=== Begin Enclosure ===

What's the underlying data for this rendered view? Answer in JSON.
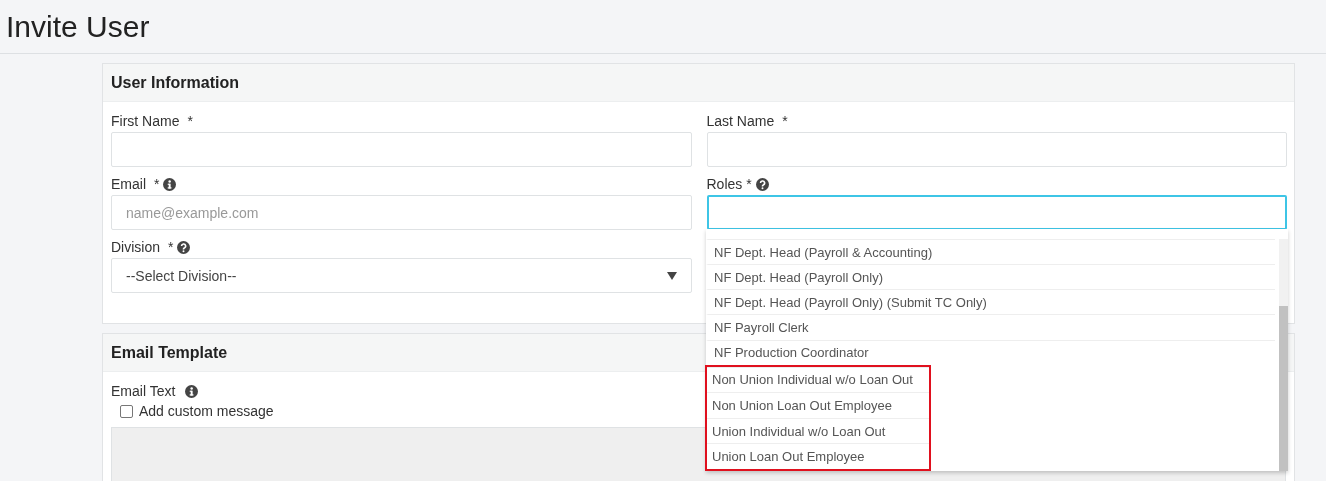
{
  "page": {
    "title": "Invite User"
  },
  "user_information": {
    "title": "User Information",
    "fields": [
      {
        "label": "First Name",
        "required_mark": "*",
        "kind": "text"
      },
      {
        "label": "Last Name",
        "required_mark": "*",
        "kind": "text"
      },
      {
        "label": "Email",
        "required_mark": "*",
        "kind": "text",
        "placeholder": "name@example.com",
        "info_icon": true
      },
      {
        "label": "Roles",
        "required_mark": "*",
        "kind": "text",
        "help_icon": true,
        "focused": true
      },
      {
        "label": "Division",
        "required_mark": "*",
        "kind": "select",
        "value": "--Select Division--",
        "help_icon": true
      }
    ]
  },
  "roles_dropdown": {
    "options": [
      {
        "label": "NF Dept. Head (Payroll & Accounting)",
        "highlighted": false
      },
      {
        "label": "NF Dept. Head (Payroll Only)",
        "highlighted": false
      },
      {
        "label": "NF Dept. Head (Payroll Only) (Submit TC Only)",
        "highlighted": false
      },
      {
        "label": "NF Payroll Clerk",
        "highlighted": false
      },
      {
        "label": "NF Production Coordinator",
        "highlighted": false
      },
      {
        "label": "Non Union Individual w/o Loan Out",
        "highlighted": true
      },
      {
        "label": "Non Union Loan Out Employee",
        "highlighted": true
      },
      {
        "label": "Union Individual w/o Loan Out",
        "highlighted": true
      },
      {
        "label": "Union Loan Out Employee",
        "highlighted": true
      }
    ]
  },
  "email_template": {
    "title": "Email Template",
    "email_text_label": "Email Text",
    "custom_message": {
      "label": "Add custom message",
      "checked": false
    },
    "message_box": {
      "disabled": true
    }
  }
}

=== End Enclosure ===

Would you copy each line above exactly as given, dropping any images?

What's the underlying data for this rendered view? Answer in JSON.
{
  "page": {
    "title": "Invite User"
  },
  "user_information": {
    "title": "User Information",
    "fields": [
      {
        "label": "First Name",
        "required_mark": "*",
        "kind": "text"
      },
      {
        "label": "Last Name",
        "required_mark": "*",
        "kind": "text"
      },
      {
        "label": "Email",
        "required_mark": "*",
        "kind": "text",
        "placeholder": "name@example.com",
        "info_icon": true
      },
      {
        "label": "Roles",
        "required_mark": "*",
        "kind": "text",
        "help_icon": true,
        "focused": true
      },
      {
        "label": "Division",
        "required_mark": "*",
        "kind": "select",
        "value": "--Select Division--",
        "help_icon": true
      }
    ]
  },
  "roles_dropdown": {
    "options": [
      {
        "label": "NF Dept. Head (Payroll & Accounting)",
        "highlighted": false
      },
      {
        "label": "NF Dept. Head (Payroll Only)",
        "highlighted": false
      },
      {
        "label": "NF Dept. Head (Payroll Only) (Submit TC Only)",
        "highlighted": false
      },
      {
        "label": "NF Payroll Clerk",
        "highlighted": false
      },
      {
        "label": "NF Production Coordinator",
        "highlighted": false
      },
      {
        "label": "Non Union Individual w/o Loan Out",
        "highlighted": true
      },
      {
        "label": "Non Union Loan Out Employee",
        "highlighted": true
      },
      {
        "label": "Union Individual w/o Loan Out",
        "highlighted": true
      },
      {
        "label": "Union Loan Out Employee",
        "highlighted": true
      }
    ]
  },
  "email_template": {
    "title": "Email Template",
    "email_text_label": "Email Text",
    "custom_message": {
      "label": "Add custom message",
      "checked": false
    },
    "message_box": {
      "disabled": true
    }
  }
}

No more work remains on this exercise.